== Records ==
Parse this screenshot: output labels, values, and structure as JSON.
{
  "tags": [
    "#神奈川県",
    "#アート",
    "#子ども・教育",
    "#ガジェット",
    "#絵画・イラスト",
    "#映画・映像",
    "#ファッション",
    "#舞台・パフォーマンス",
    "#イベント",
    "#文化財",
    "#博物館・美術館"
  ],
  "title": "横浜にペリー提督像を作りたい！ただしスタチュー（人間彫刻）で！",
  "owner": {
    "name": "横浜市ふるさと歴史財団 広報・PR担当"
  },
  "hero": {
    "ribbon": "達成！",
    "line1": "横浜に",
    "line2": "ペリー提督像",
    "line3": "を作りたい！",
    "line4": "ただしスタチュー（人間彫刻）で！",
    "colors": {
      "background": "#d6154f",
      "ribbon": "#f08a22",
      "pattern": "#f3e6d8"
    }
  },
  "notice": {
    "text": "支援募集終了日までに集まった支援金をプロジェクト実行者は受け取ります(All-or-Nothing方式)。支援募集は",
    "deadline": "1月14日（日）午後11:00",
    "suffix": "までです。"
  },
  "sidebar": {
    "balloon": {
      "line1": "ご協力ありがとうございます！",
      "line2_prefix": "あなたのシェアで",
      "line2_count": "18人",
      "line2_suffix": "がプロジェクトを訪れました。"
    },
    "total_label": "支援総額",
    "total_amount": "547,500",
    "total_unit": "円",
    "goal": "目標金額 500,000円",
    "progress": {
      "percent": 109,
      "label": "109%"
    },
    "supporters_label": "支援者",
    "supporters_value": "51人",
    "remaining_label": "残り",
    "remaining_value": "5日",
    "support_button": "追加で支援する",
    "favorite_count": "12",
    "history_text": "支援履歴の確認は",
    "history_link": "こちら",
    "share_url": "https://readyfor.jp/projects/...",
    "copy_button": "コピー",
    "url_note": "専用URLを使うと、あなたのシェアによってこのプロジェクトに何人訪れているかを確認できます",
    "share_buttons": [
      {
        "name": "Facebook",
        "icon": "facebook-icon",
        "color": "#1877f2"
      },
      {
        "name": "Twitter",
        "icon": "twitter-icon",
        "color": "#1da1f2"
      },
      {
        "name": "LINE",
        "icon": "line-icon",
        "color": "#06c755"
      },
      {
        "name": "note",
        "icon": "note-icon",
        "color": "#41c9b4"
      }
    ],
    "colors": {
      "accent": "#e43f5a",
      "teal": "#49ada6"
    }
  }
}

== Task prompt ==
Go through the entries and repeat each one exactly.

== Result of this exercise ==
Parse this screenshot: output labels, values, and structure as JSON.
{
  "tags": [
    "#神奈川県",
    "#アート",
    "#子ども・教育",
    "#ガジェット",
    "#絵画・イラスト",
    "#映画・映像",
    "#ファッション",
    "#舞台・パフォーマンス",
    "#イベント",
    "#文化財",
    "#博物館・美術館"
  ],
  "title": "横浜にペリー提督像を作りたい！ただしスタチュー（人間彫刻）で！",
  "owner": {
    "name": "横浜市ふるさと歴史財団 広報・PR担当"
  },
  "hero": {
    "ribbon": "達成！",
    "line1": "横浜に",
    "line2": "ペリー提督像",
    "line3": "を作りたい！",
    "line4": "ただしスタチュー（人間彫刻）で！",
    "colors": {
      "background": "#d6154f",
      "ribbon": "#f08a22",
      "pattern": "#f3e6d8"
    }
  },
  "notice": {
    "text": "支援募集終了日までに集まった支援金をプロジェクト実行者は受け取ります(All-or-Nothing方式)。支援募集は",
    "deadline": "1月14日（日）午後11:00",
    "suffix": "までです。"
  },
  "sidebar": {
    "balloon": {
      "line1": "ご協力ありがとうございます！",
      "line2_prefix": "あなたのシェアで",
      "line2_count": "18人",
      "line2_suffix": "がプロジェクトを訪れました。"
    },
    "total_label": "支援総額",
    "total_amount": "547,500",
    "total_unit": "円",
    "goal": "目標金額 500,000円",
    "progress": {
      "percent": 109,
      "label": "109%"
    },
    "supporters_label": "支援者",
    "supporters_value": "51人",
    "remaining_label": "残り",
    "remaining_value": "5日",
    "support_button": "追加で支援する",
    "favorite_count": "12",
    "history_text": "支援履歴の確認は",
    "history_link": "こちら",
    "share_url": "https://readyfor.jp/projects/...",
    "copy_button": "コピー",
    "url_note": "専用URLを使うと、あなたのシェアによってこのプロジェクトに何人訪れているかを確認できます",
    "share_buttons": [
      {
        "name": "Facebook",
        "icon": "facebook-icon",
        "color": "#1877f2"
      },
      {
        "name": "Twitter",
        "icon": "twitter-icon",
        "color": "#1da1f2"
      },
      {
        "name": "LINE",
        "icon": "line-icon",
        "color": "#06c755"
      },
      {
        "name": "note",
        "icon": "note-icon",
        "color": "#41c9b4"
      }
    ],
    "colors": {
      "accent": "#e43f5a",
      "teal": "#49ada6"
    }
  }
}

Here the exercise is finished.